The Smallest of the Small

The Smallest of the Small

June 27, 2017 Off By Chuck

The frontier markets are those countries/economies that are too small and unimportant to be considered even an emerging market. Their kind of like that weird sister you have but fail to mention when discussing your family to friends. Countries like Nigeria, Vietnam, Bahrain and even tiny Mauritius fall into the frontier market bucket. Investing in these markets is extremely difficult as access and liquidity (or lack thereof) are two major risks investors who stick to the “developed economies” don’t have to worry much about.

Besides a limited number of mutual funds there are couple of ETF’s where investors can go to get exposure to the frontier markets, FRN is my favorite. As you can see in FRN’s chart below, it just recently broke out above an important, long-standing zone of resistance. Price is currently above a rising 200 day moving average, momentum is VERY overbought and in need of a rest and likely why price is currently in the process of back-testing the breakout zone. If it were to hold above it, the next upside target would be back at the prior $16 highs some 20% higher. And if the market really gets to rockin’ the prior 2011 highs could eventually be in view, an advance of almost 50%.

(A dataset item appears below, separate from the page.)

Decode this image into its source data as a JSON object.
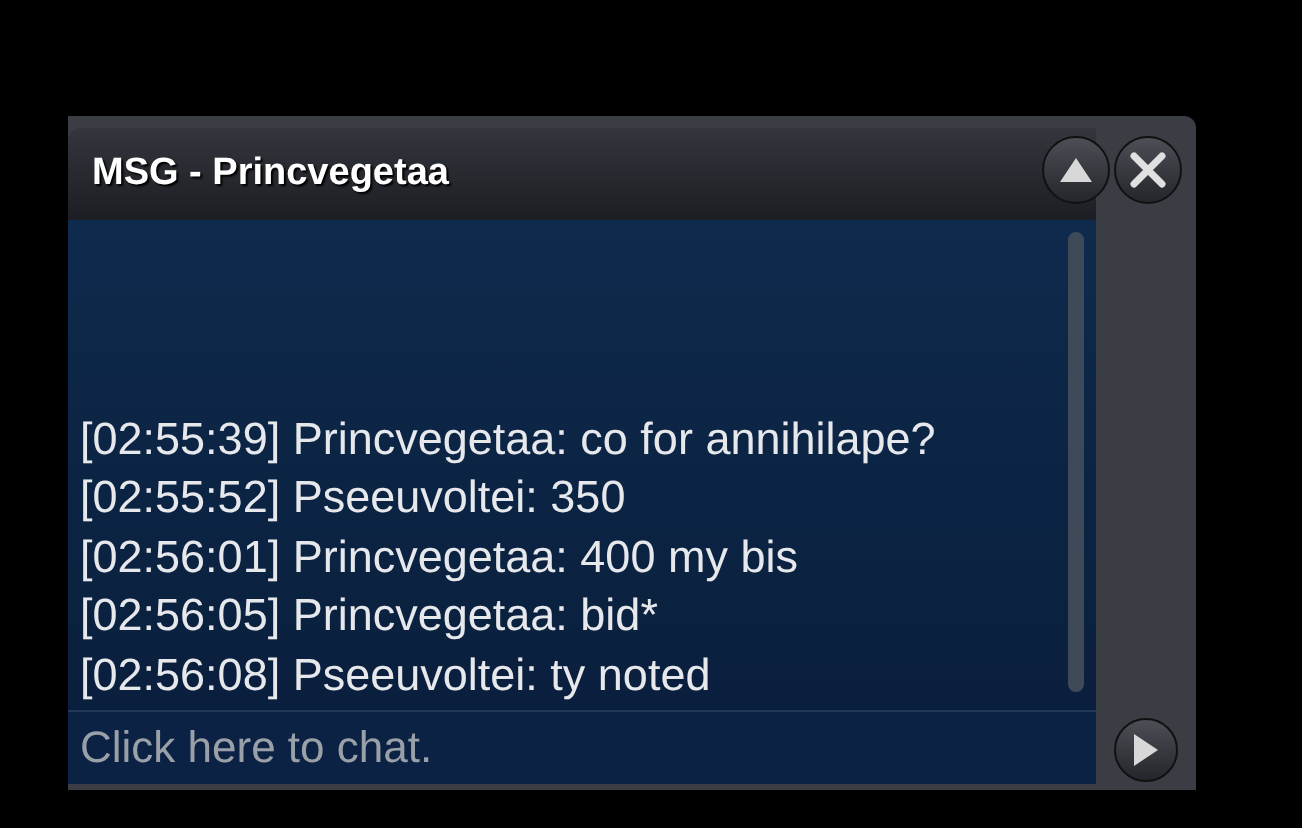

With any alternative investment we want to see its performance as compared to a benchmark before adding to a portfolio. In the second pane from the bottom is the ratio of FRN to the world stock index less US stocks while the bottom pane is the plot of FRN to the US SP500 index.  As you can see in both instances FRN has formed a rounded bottom and has formed a series of (slightly) higher highs and higher lows, an indication of a possible trend reversal.

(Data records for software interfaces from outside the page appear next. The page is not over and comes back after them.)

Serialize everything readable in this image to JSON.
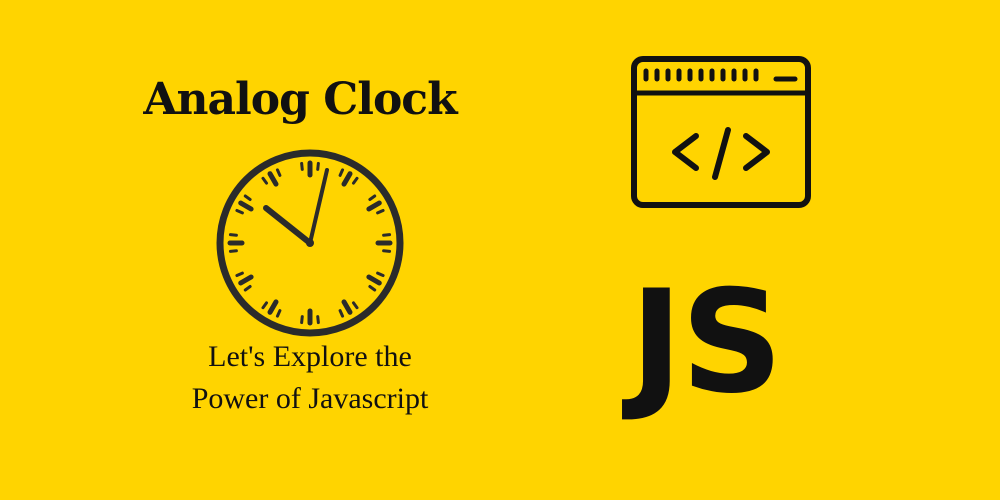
{
  "banner": {
    "background_color": "#ffd400",
    "ink_color": "#111111",
    "title": "Analog Clock",
    "tagline_line1": "Let's Explore the",
    "tagline_line2": "Power of Javascript",
    "js_label": "JS"
  },
  "icons": {
    "clock": "clock-icon",
    "code_window": "code-window-icon"
  }
}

Like the smallest of the small micro-cap stocks, investing in the frontier markets can be a wild ride but offers out-sized gains in addition to a lower correlation and beta to your typical stock index investment. As such, for those with a proper risk tolerance profile, the frontier markets should be considered for inclusion into a well-diversified portfolio.